Abolishing the Pinning Ceremony - page 8
Hi all, I am currently a nursing student in a BSN RN program heading into my senior year (woo hoo almost done). I have also been elected Vice President of the Student Nurses Association at my school and today I got hit with... Read More
- 3May 2, '12 by jtk57I graduated last year from a school of nursing ranked in the top 10 in the country in US News and World Report. It's located in a large metropolitan area known for fine schools and hospitals, and I am currently working in the hospital "across the street" from said School of Nursing. My nursing school graduating class was about 600 strong with half getting Graduate degrees and half Bachelors. In fact, we graduated the largest class of nurses in the state and the graduation ceremony was massive. As nursing graduates we had our own pinning ceremony and rah-rah session in the same building, but it took place before the actual convocation so we got to celebrate twice. The only reason I am saying all this is that I graduated from a huge, well respected school of nursing and the majority of my classmates were thrilled to be pinned. We chose people who meant a lot to us and who helped us get here, and they pinned us. Some chose a special faculty member or mentor, some chose a spouse or one of their kids. One of my classmates chose to be pinned by the first black graduate of the school of nursing, a wonderful elderly lady who is an inspiration to all of us. Anyone who says this ceremony didn't mean anything or that larger programs are abandoning pinning ceremonies is being disingenuous. If administration thinks it is a hassle, or if they want to save money, or if they have some other motive, they should just come out and say it. The notion that pinning ceremonies somehow diminish the standing of the school is ludicrous. Congratulations on your achievement and keep fighting to keep the special traditions of nursing alive; nursing is a breed apart, unlike other undergraduate programs, and every time a hallowed tradition is discarded like it doesn't mean anything, part of that unique bond among nurses also is lost. Just my 2 cents!
- 0May 2, '12 by mcneillmama3When I went to ADN school we had a very big to do- separate nursing graduation ceremony and pinning= very moving. When I entered an RN to BSN program at the University, the pinning ceremony was elective. Probably most people didn't go because with a University, students attend from all over. I would have been a tiny fish in a very big ocean. I did attend the December university graduation ceremony. The university I went to divided that ceremony into and afternoon and morning ceremony by majors, so we each got to walk across the stage and have our name read aloud with our degree and our honors. The school didn't even have a guest speaker to blab and take up time either. The Chancellor said he felt like it it was more important to walk across the stage than to listen to him talk! To me that was the big deal because I graduated summa cum laude. At my son's graduation, it was so huge, no one walked across the stage, just an entire major stood up together and sat back down.

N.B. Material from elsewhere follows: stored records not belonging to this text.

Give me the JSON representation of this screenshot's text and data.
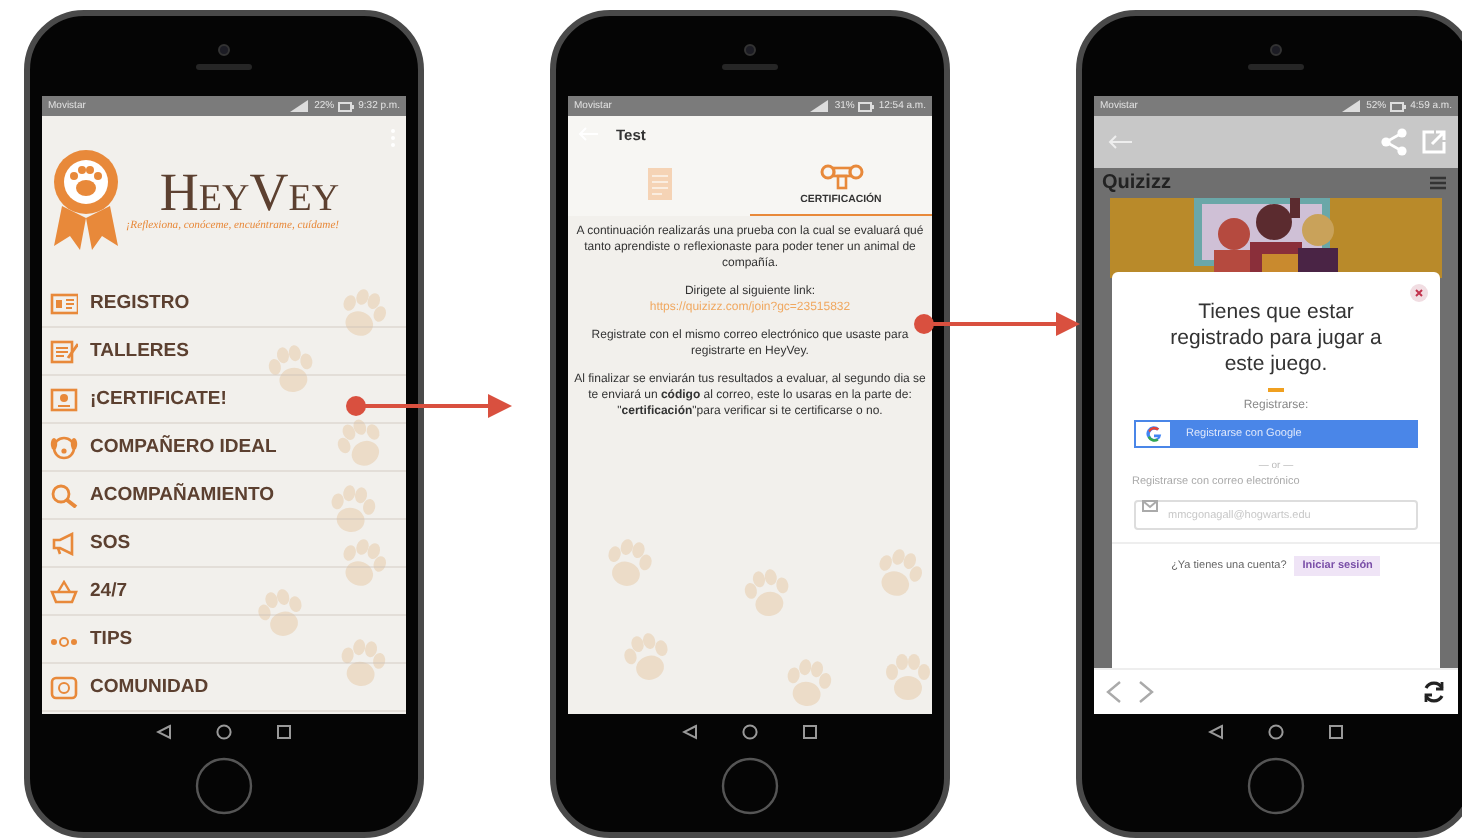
{
  "phones": [
    {
      "kind": "menu",
      "status_bar": {
        "carrier": "Movistar",
        "battery": "22%",
        "time": "9:32 p.m."
      },
      "brand": {
        "name": "HeyVey",
        "tagline": "¡Reflexiona, conóceme, encuéntrame, cuídame!"
      },
      "menu": [
        {
          "label": "REGISTRO"
        },
        {
          "label": "TALLERES"
        },
        {
          "label": "¡CERTIFICATE!"
        },
        {
          "label": "COMPAÑERO IDEAL"
        },
        {
          "label": "ACOMPAÑAMIENTO"
        },
        {
          "label": "SOS"
        },
        {
          "label": "24/7"
        },
        {
          "label": "TIPS"
        },
        {
          "label": "COMUNIDAD"
        }
      ]
    },
    {
      "kind": "test",
      "status_bar": {
        "carrier": "Movistar",
        "battery": "31%",
        "time": "12:54 a.m."
      },
      "header": {
        "title": "Test"
      },
      "tabs": [
        {
          "selected": false
        },
        {
          "label": "CERTIFICACIÓN",
          "selected": true
        }
      ],
      "body": [
        {
          "kind": "text",
          "text": "A continuación realizarás una prueba con la cual se evaluará qué tanto aprendiste o reflexionaste para poder tener un animal de compañía."
        },
        {
          "kind": "text",
          "text": "Dirigete al siguiente link:"
        },
        {
          "kind": "link",
          "text": "https://quizizz.com/join?gc=23515832"
        },
        {
          "kind": "text",
          "text": "Registrate con el mismo correo electrónico que usaste para registrarte en HeyVey."
        },
        {
          "kind": "text",
          "text": "Al finalizar se enviarán tus resultados a evaluar, al segundo dia se te enviará un **código** al correo, este lo usaras en la parte de: \"**certificación**\"para verificar si te certificarse o no."
        }
      ]
    },
    {
      "kind": "quiz",
      "status_bar": {
        "carrier": "Movistar",
        "battery": "52%",
        "time": "4:59 a.m."
      },
      "site": {
        "logo": "Quizizz"
      },
      "modal": {
        "title": "Tienes que estar registrado para jugar a este juego.",
        "signup_label": "Registrarse:",
        "google_button": "Registrarse con Google",
        "divider": "— or —",
        "email_label": "Registrarse con correo electrónico",
        "email_placeholder": "mmcgonagall@hogwarts.edu",
        "login_prompt": "¿Ya tienes una cuenta?",
        "login_button": "Iniciar sesión"
      }
    }
  ]
}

- 1May 2, '12 by amoLuciaLast entry, promise. #1 - I think I need to correct something I previously posted. I think those annual nursing pins magazine covers were the product of Nursing '74, '75, '76, '77, etc, (every year they changed the year number). SORRY! RN magazine was another good publication of the time along with AJN. #2 - This topic is reflecting some really passionate polarization. I'm surprised that so many don't feel the same re: the heritage of this simple rite of passage. Yeah, it's sentimental and costly, sometimes, and mushy. But how many of you would forego engagement and wedding rings? How about Sweet 16 birthday parties & prom nites (all sentimental, co$tly and mushy)? Sheesh...we need some magic in our profession! Like cookies for Santa's reindeer and teeth under our pillows. I do recognize there are some exceptions for strong personal reasons to opt out, but this issue is only about recognizing ourselves for our accomplishments and sharing with those closest to us at the time...our families and peers. Lord knows...nobody else will and future opportunities will be limited. (I'll step down from my soapbox now - thanks for listening.)
- 2May 2, '12 by SoldierNurse22, BSN, RN, EMT-BMy college had a pinning ceremony when I graduated. It was a great experience. It was something that our instructors, the elder generation of nurses, was able to hand down to us, the younger generation of nurses. It bound us together into one profession as our teachers welcomed us as budding colleages. Pinning is a long-running tradition. I understand that nursing leaders want nursing to appear professional and relevent, but we cannot sacrifice our history for this effort.
Long live the pinning ceremony!
- 1May 2, '12 by hiddencatRNWe had a pinning at my school (BSN program). We finished the program in September, and had the option to go to the general school graduation the following May. Months after actually finishing the program, and with other degrees we didn't really relate with. Pinning was just for the program and much more meaningful imo than a big massive graduation. How lame of your school.
- 0May 2, '12 by Patti_RNI like traditions, too. The symbolism of 'pinning' is that a member of the profession officially grants that status to a graduating nurse. At my school it was usually the director of the school (who was an RN) who pinned each student. Later, the school allowed students to choose any member of the faculty to give the pin. Later, still, the school permitted students to choose a family member or friend who was a nurse to pin the graduate. Graduates were then having their mothers, brothers, boyfriends, wives and neighbors pinning them--people who were not nurses "If she can have her mom give her a pin, why can't my mom give me mine?") The school couldn't check the credentials of each person granting pins, so eventually they did away with the tradition because it lost its meaning. Sad that the grads lost the opportunity to have the ceremony; the director told me that it was easier to abandon 'pinning' than it was to try to fight to keep it symbolic.